Shadow puppets flitting across screens and reliving age old stories have fascinated Chinese people for some 2,000 years, but falling audiences mean troupes are having to be creative to stay on the stage.
On a translucent screen in a Beijing classroom, a child with a cosmic ring takes on the son of the dragon king, attacking him with huge thrusts of his lance.
Behind the screen, puppeteers use rods to move the figures, to the joy of the schoolchildren watching.
The legends of the past are the bedrock of shadow theater -- a tradition still popular in the countryside, though it has lost much ground in large cities over the last few decades.
Shadow theater was celebrated up until the 1960s when it was targeted as part of the Cultural Revolution. It had something of a renaissance in the 1980s and in 2011 was included on UNESCO’s Intangible Cultural Heritage list.

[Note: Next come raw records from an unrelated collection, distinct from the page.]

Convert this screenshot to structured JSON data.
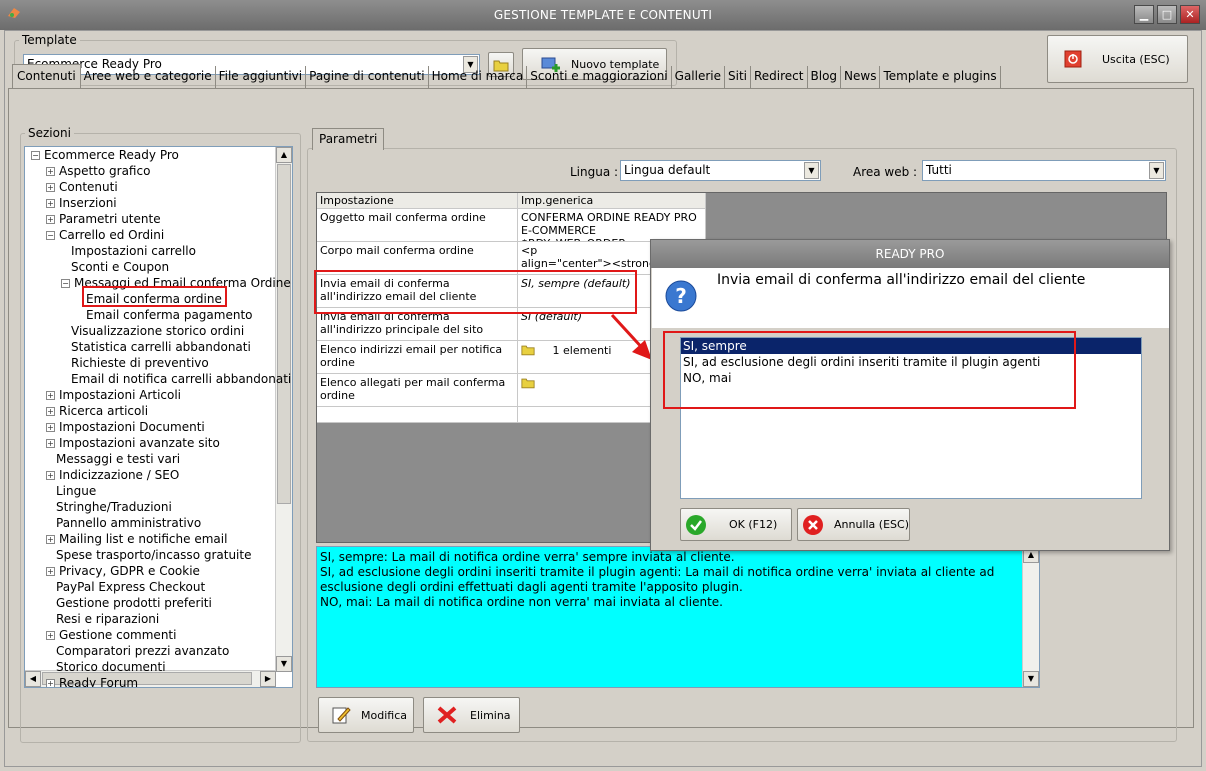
{
  "window": {
    "title": "GESTIONE TEMPLATE E CONTENUTI"
  },
  "template": {
    "group_label": "Template",
    "selected": "Ecommerce Ready Pro",
    "new_button": "Nuovo template",
    "exit_button": "Uscita (ESC)"
  },
  "tabs": [
    "Contenuti",
    "Aree web e categorie",
    "File aggiuntivi",
    "Pagine di contenuti",
    "Home di marca",
    "Sconti e maggiorazioni",
    "Gallerie",
    "Siti",
    "Redirect",
    "Blog",
    "News",
    "Template e plugins"
  ],
  "sections": {
    "label": "Sezioni",
    "tree": [
      {
        "label": "Ecommerce Ready Pro",
        "level": 0,
        "exp": "-"
      },
      {
        "label": "Aspetto grafico",
        "level": 1,
        "exp": "+"
      },
      {
        "label": "Contenuti",
        "level": 1,
        "exp": "+"
      },
      {
        "label": "Inserzioni",
        "level": 1,
        "exp": "+"
      },
      {
        "label": "Parametri utente",
        "level": 1,
        "exp": "+"
      },
      {
        "label": "Carrello ed Ordini",
        "level": 1,
        "exp": "-"
      },
      {
        "label": "Impostazioni carrello",
        "level": 2,
        "exp": ""
      },
      {
        "label": "Sconti e Coupon",
        "level": 2,
        "exp": ""
      },
      {
        "label": "Messaggi ed Email conferma Ordine",
        "level": 2,
        "exp": "-"
      },
      {
        "label": "Email conferma ordine",
        "level": 3,
        "exp": ""
      },
      {
        "label": "Email conferma pagamento",
        "level": 3,
        "exp": ""
      },
      {
        "label": "Visualizzazione storico ordini",
        "level": 2,
        "exp": ""
      },
      {
        "label": "Statistica carrelli abbandonati",
        "level": 2,
        "exp": ""
      },
      {
        "label": "Richieste di preventivo",
        "level": 2,
        "exp": ""
      },
      {
        "label": "Email di notifica carrelli abbandonati",
        "level": 2,
        "exp": ""
      },
      {
        "label": "Impostazioni Articoli",
        "level": 1,
        "exp": "+"
      },
      {
        "label": "Ricerca articoli",
        "level": 1,
        "exp": "+"
      },
      {
        "label": "Impostazioni Documenti",
        "level": 1,
        "exp": "+"
      },
      {
        "label": "Impostazioni avanzate sito",
        "level": 1,
        "exp": "+"
      },
      {
        "label": "Messaggi e testi vari",
        "level": 1,
        "exp": ""
      },
      {
        "label": "Indicizzazione / SEO",
        "level": 1,
        "exp": "+"
      },
      {
        "label": "Lingue",
        "level": 1,
        "exp": ""
      },
      {
        "label": "Stringhe/Traduzioni",
        "level": 1,
        "exp": ""
      },
      {
        "label": "Pannello amministrativo",
        "level": 1,
        "exp": ""
      },
      {
        "label": "Mailing list e notifiche email",
        "level": 1,
        "exp": "+"
      },
      {
        "label": "Spese trasporto/incasso gratuite",
        "level": 1,
        "exp": ""
      },
      {
        "label": "Privacy, GDPR e Cookie",
        "level": 1,
        "exp": "+"
      },
      {
        "label": "PayPal Express Checkout",
        "level": 1,
        "exp": ""
      },
      {
        "label": "Gestione prodotti preferiti",
        "level": 1,
        "exp": ""
      },
      {
        "label": "Resi e riparazioni",
        "level": 1,
        "exp": ""
      },
      {
        "label": "Gestione commenti",
        "level": 1,
        "exp": "+"
      },
      {
        "label": "Comparatori prezzi avanzato",
        "level": 1,
        "exp": ""
      },
      {
        "label": "Storico documenti",
        "level": 1,
        "exp": ""
      },
      {
        "label": "Ready Forum",
        "level": 1,
        "exp": "+"
      }
    ]
  },
  "params": {
    "tab": "Parametri",
    "lingua_label": "Lingua :",
    "lingua_value": "Lingua default",
    "area_label": "Area web :",
    "area_value": "Tutti",
    "headers": [
      "Impostazione",
      "Imp.generica"
    ],
    "rows": [
      {
        "name": "Oggetto mail conferma ordine",
        "value": "CONFERMA ORDINE READY PRO\nE-COMMERCE $RDY_WEB_ORDER..."
      },
      {
        "name": "Corpo mail conferma ordine",
        "value": "<p\nalign=\"center\"><strong>C"
      },
      {
        "name": "Invia email di conferma all'indirizzo email del cliente",
        "value": "SI, sempre (default)"
      },
      {
        "name": "Invia email di conferma all'indirizzo principale del sito",
        "value": "SI (default)"
      },
      {
        "name": "Elenco indirizzi email per notifica ordine",
        "value": "1 elementi"
      },
      {
        "name": "Elenco allegati per mail conferma ordine",
        "value": ""
      }
    ],
    "description": "SI, sempre: La mail di notifica ordine verra' sempre inviata al cliente.\nSI, ad esclusione degli ordini inseriti tramite il plugin agenti: La mail di notifica ordine verra' inviata al cliente ad esclusione degli ordini effettuati dagli agenti tramite l'apposito plugin.\nNO, mai: La mail di notifica ordine non verra' mai inviata al cliente.",
    "modify_button": "Modifica",
    "delete_button": "Elimina"
  },
  "dialog": {
    "title": "READY PRO",
    "question": "Invia email di conferma all'indirizzo email del cliente",
    "options": [
      "SI, sempre",
      "SI, ad esclusione degli ordini inseriti tramite il plugin agenti",
      "NO, mai"
    ],
    "ok_button": "OK (F12)",
    "cancel_button": "Annulla (ESC)"
  }
}
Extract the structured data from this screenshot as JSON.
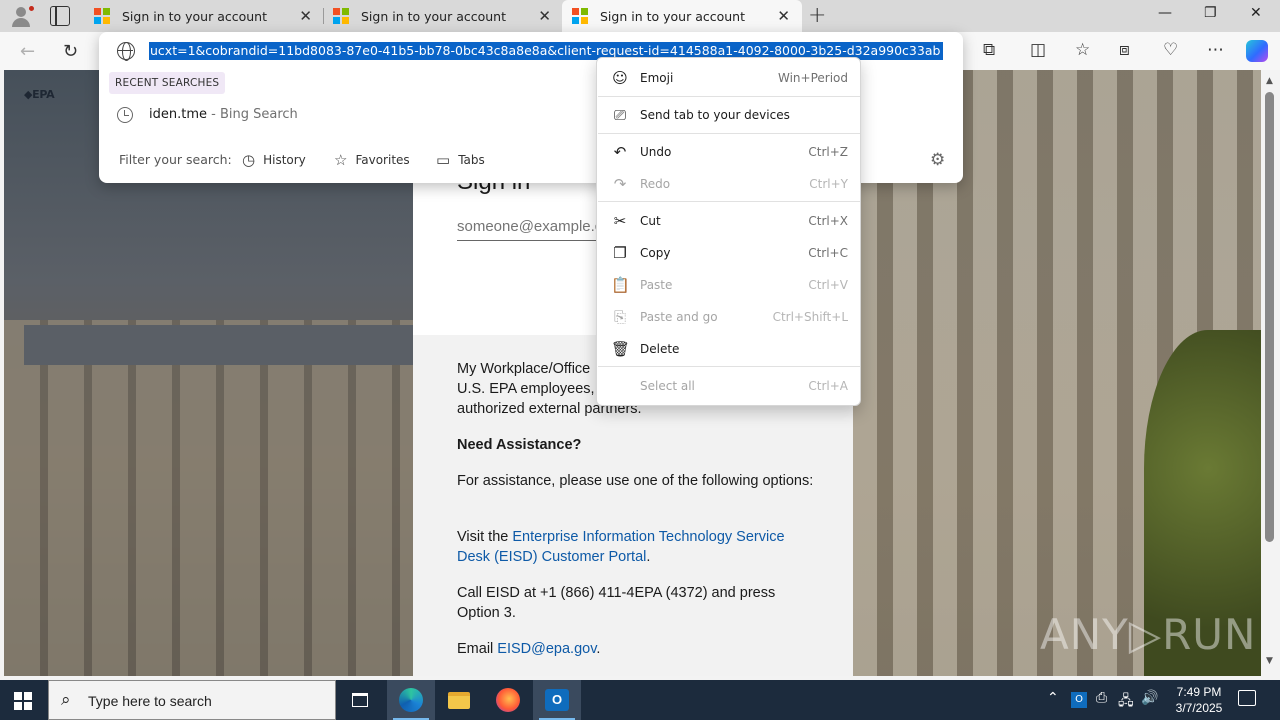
{
  "browser": {
    "tabs": [
      {
        "title": "Sign in to your account"
      },
      {
        "title": "Sign in to your account"
      },
      {
        "title": "Sign in to your account"
      }
    ],
    "address_bar": {
      "url_text": "ucxt=1&cobrandid=11bd8083-87e0-41b5-bb78-0bc43c8a8e8a&client-request-id=414588a1-4092-8000-3b25-d32a990c33ab"
    },
    "dropdown": {
      "recent_label": "RECENT SEARCHES",
      "suggestion_query": "iden.tme",
      "suggestion_source": " - Bing Search",
      "filter_label": "Filter your search:",
      "filters": [
        "History",
        "Favorites",
        "Tabs"
      ]
    },
    "context_menu": {
      "items": [
        {
          "label": "Emoji",
          "shortcut": "Win+Period",
          "enabled": true
        },
        {
          "label": "Send tab to your devices",
          "shortcut": "",
          "enabled": true
        },
        {
          "label": "Undo",
          "shortcut": "Ctrl+Z",
          "enabled": true
        },
        {
          "label": "Redo",
          "shortcut": "Ctrl+Y",
          "enabled": false
        },
        {
          "label": "Cut",
          "shortcut": "Ctrl+X",
          "enabled": true
        },
        {
          "label": "Copy",
          "shortcut": "Ctrl+C",
          "enabled": true
        },
        {
          "label": "Paste",
          "shortcut": "Ctrl+V",
          "enabled": false
        },
        {
          "label": "Paste and go",
          "shortcut": "Ctrl+Shift+L",
          "enabled": false
        },
        {
          "label": "Delete",
          "shortcut": "",
          "enabled": true
        },
        {
          "label": "Select all",
          "shortcut": "Ctrl+A",
          "enabled": false
        }
      ]
    }
  },
  "page": {
    "logo_text": "◆EPA",
    "signin_title": "Sign in",
    "email_placeholder": "someone@example.com",
    "intro_lines": [
      "My Workplace/Office",
      "U.S. EPA employees, a",
      "authorized external partners."
    ],
    "assist_heading": "Need Assistance?",
    "assist_text": "For assistance, please use one of the following options:",
    "visit_prefix": "Visit the ",
    "visit_link": "Enterprise Information Technology Service Desk (EISD) Customer Portal",
    "visit_suffix": ".",
    "call_text": "Call EISD at +1 (866) 411-4EPA (4372) and press Option 3.",
    "email_prefix": "Email ",
    "email_link": "EISD@epa.gov",
    "email_suffix": "."
  },
  "watermark": "ANY▷RUN",
  "taskbar": {
    "search_placeholder": "Type here to search",
    "time": "7:49 PM",
    "date": "3/7/2025"
  }
}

For the Chinese, the show is the forerunner of cinema -- in the Chinese language the word “cinema” literally means “electric shadow”.
With video games, film and TV now vying for viewers glued to their smartphones, shadow theater is slowly losing its audience, and performers are struggling to keep their heads above water.
Wiping his forehead after his furious on-stage battle, Lu Baobang -- one of the last puppeteers of the old generation -- is worried there is no one to replace him when he retires.
“We can’t offer reasonable living standards to young apprentices,” said Lu, who descends from a large family that developed one of the main schools of shadow theater in Beijing.
- ‘Like my babies’ -
While the theater struggles to attract young peoples’ interest, a troupe in a Beijing suburb -- whose performers have an average age of 22 -- has managed to survive.
It is made up of 60 or so puppeteers with dwarfism, who present themselves as having an average height of 1.26 meters.
Jin Xinchun is one of them. He was struggling to find work several years ago, before he discovered the troupe online and moved to Beijing to join it where he was employed as a puppet maker.
“I am always happy to cut old leather to make beautiful puppets. They are my babies!”, Jin told AFP.
Wang Xi, a puppeteer founded the troupe with her husband in 2008 after meeting with the national association of dwarves.
“They had trouble finding work. And it was hard for us to find successors. Our collaboration is like two drawbacks that turned out to a be a plus!”
The puppeteers now perform regularly in schools.
But Wang Xi said she is nervous about the future: “Our masters are all older than 80 and they obviously won’t be able to go on stage in 10 years.”
State support is key to keeping shadow theater alive, Lu said.
“The government is aware of the importance of traditional culture, what we need now are concrete measures,” he said.
“This art will have no future if we don’t give young people hope.” — AFP